    I haven’t had a chance to do more than skim your & Sandra Rierson’s article all the way through, but I had to smile at one section heading, “The Traditional Law and Economics Explanation of Brand Value”: as if that “tradition” is of other than rather recent vintage. Would “usual” or “typical” be less accurate? Among many other worthwhile essays in Bently &al., I also recommend Cambridge economist Jonathan Aldred’s discussion of the L&E view of trademarks (clue: he found it “fascinating”).

  2. Deven says:


    Thanks for the thoughts. I was using dilution in the severe way that I see TM holders doing when it suits them (i.e., to attack). You are, of course, correct that TM holders often play a game and dilute or I might say migrate brands for business reasons. The rule seems to be “holder may do as it wishes and should have complete control including dictating others’ uses.” IZOD is a great example of upscale brand almost killing itself to grab market share and expand.

    As for IMAX I really think they ignored the power of the image they built and then in a greedy moment decided to try and alter the experience on the sly. The better move would have been to say here is the screen size and here is why IMAX means X, Y, Z. The company did so to begin and companies do so in general. In other words, a little more sensitivity to the consumer and use of the same marketing tools to aid in a change to the brand image prior to outcry is a good idea. I think that today’s information flow means that moves that try and fly below the radar are caught more quickly.

    As for the article, we are not saying law and economics is the tradition, we are saying that the section discuss what the law and econ tradition might say. We then critique some of that view.

    Last thanks for the book and article recommendations. I have been meaning to get to the Cambridge book and will take a look at Aldred too.

  3. A.J. Sutter says:

    Hi Deven.

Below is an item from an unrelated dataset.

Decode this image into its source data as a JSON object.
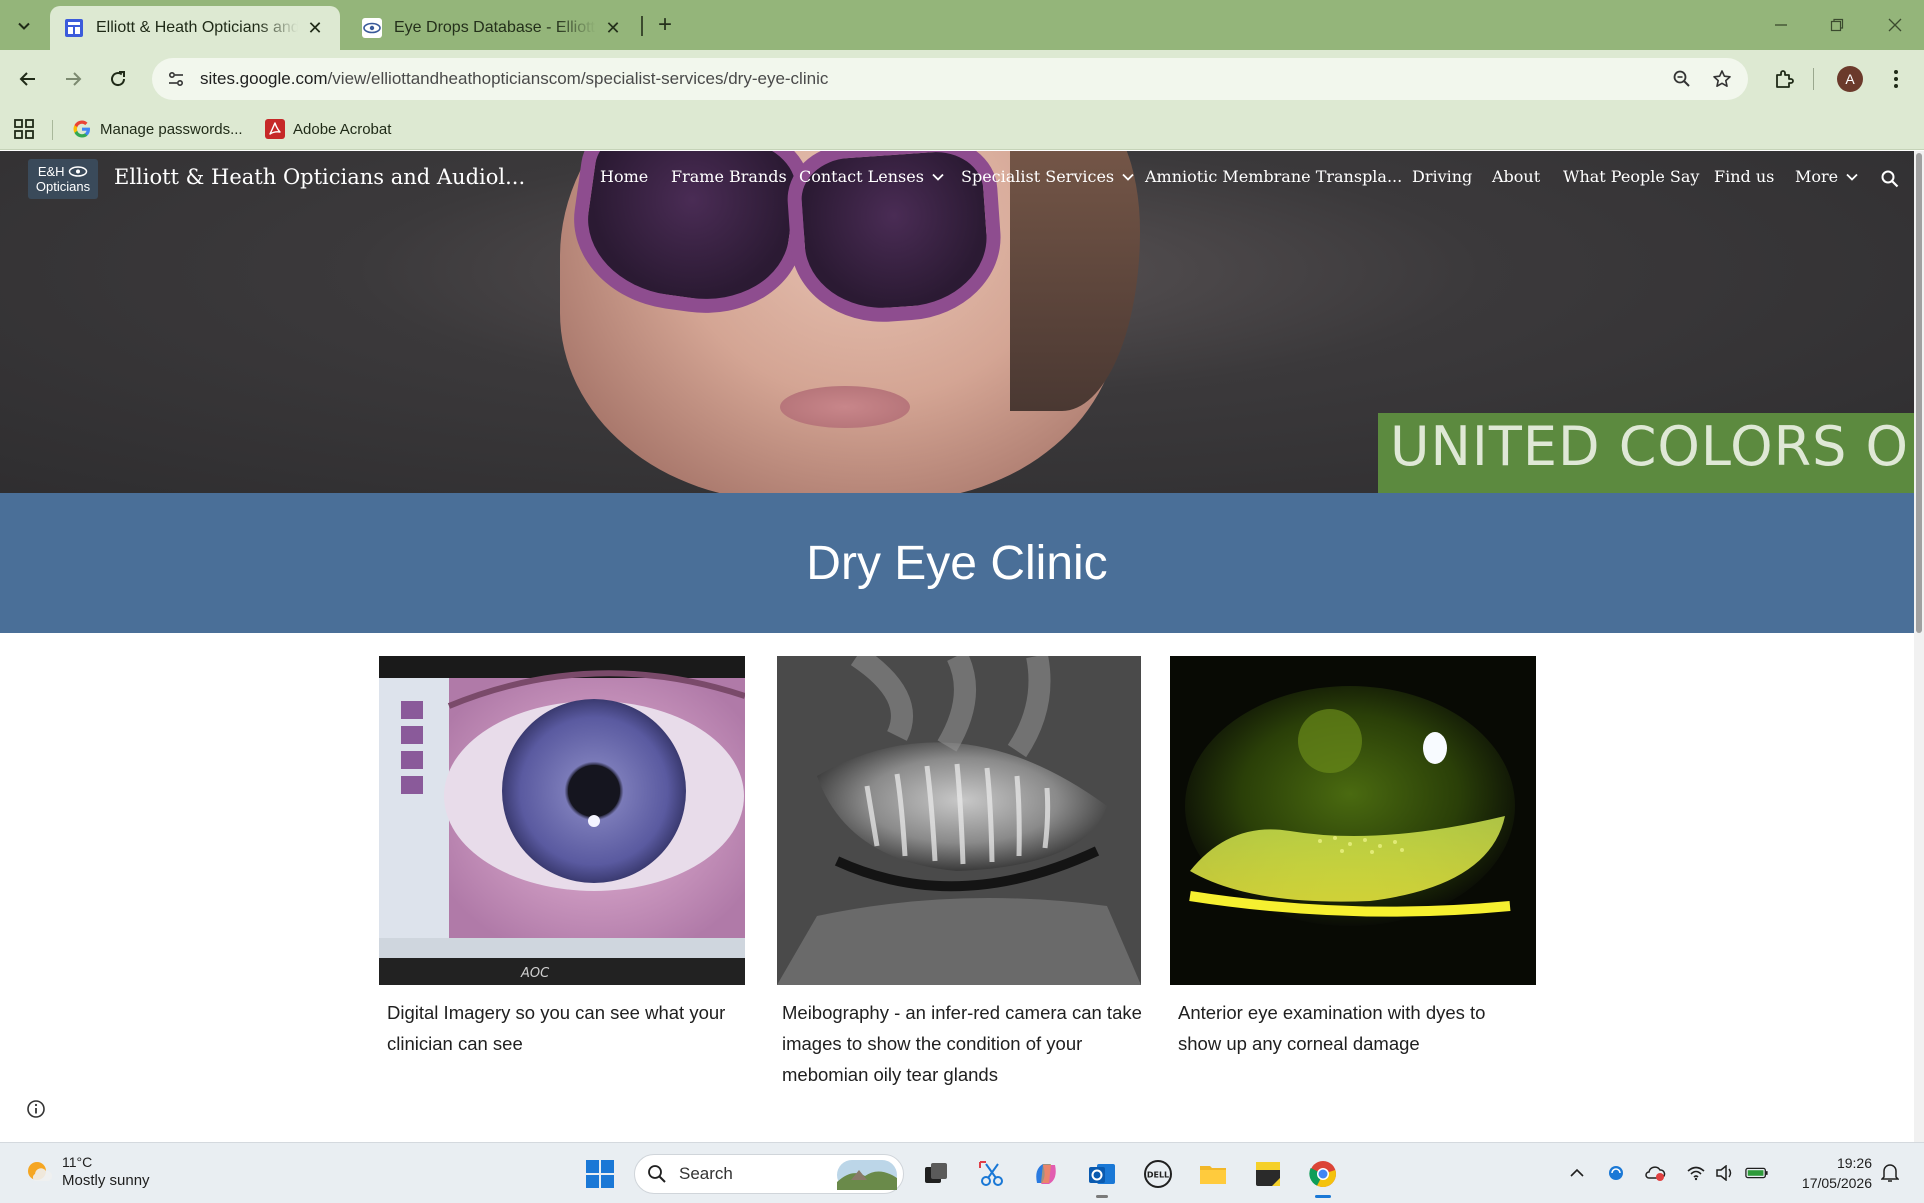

No question it was dumb marketing by IMAX. BTW, my anti-spam word for this post was “IKEA” – coincidence or what …